“With the end to [Mr] Porter’s defamation claim, it remains that there has been no proper inquiry into the allegation of rape against him and his fitness to serve as a cabinet minister. It also remains that there should be such an inquiry, as we’ve said all along,” Marque Lawyers principal Michael Bradley tweeted.
With the end of Porter’s defamation claim, it remains that there has been no proper inquiry into the allegation of rape against him and his fitness to serve as a cabinet minister. It also remains that there should be such an inquiry, as we’ve said all along.— marquelawyers (@marquelawyers) May 31, 2021
Ms Dyer also asked for an inquiry in her statement after calling Mr Porter out for not exercising the opportunity to give evidence denying AB’s allegations: “The allegations made against the former Attorney-General remain completely untested. Until they have been investigated, it is untenable for Mr Porter to remain in cabinet.”
In what was intended to be published by The Guardian and The Sydney Morning Herald to comment on the discontinuation of the proceedings, The University of Western Australia’s senior lecturer Michael Douglas took to LinkedIn to accuse Mr Porter of launching proceedings in a pro-plaintiff world to only “give up”.
“Christian Porter has been unequivocally, resoundingly defeated,” Mr Douglas wrote.
“[Mr] Porter’s case was a paradigm example of how politicians use defamation litigation in contemporary Australian politics: to attack opponents while appealing to the base. Some media reporting of [Mr] Porter’s case rallied certain members of the public to a certain account of truth… that is compatible with his political ambition.”
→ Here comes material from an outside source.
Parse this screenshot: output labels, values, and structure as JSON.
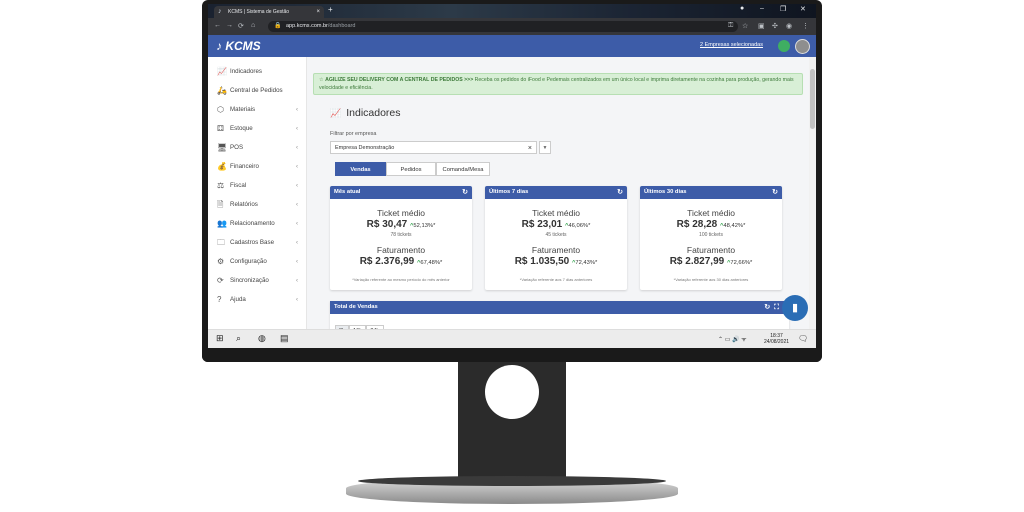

Mr Douglas added that Mr Porter will “no doubt” hope the media cycle will move on, that the Australian public will forget about the allegations levelled against him “in the same way that we will forget those speeches in which he pretended to support freedom of speech”.
“I won’t forget. More importantly, the friends of the woman whose accusations were the foundation of the reporting won’t forget. And you should not forget. I hope you remember everything you know about Christian Porter up until the next federal election. And the next day, I hope you forget him forever,” he said.
Even if Ms Dyer’s defamation threat never comes to fruition, the legal saga around Mr Porter’s attempted proceedings is not yet over. In early July, the Federal Court will hear an argument from several media corporations as to the fate of redacted copies of the ABC’s defence and Mr Porter’s reply.
In the mediation agreement, Mr Porter and ABC agreed to ask the Federal Court to delete the redacted files from the court file altogether. Justice Jayne Jagot refused to grant this until an argument could be heard from all parties.
More to come.
A/N: The woman at the centre of the historic rape allegations is referred to as AB in this article and in court proceedings at her family’s request.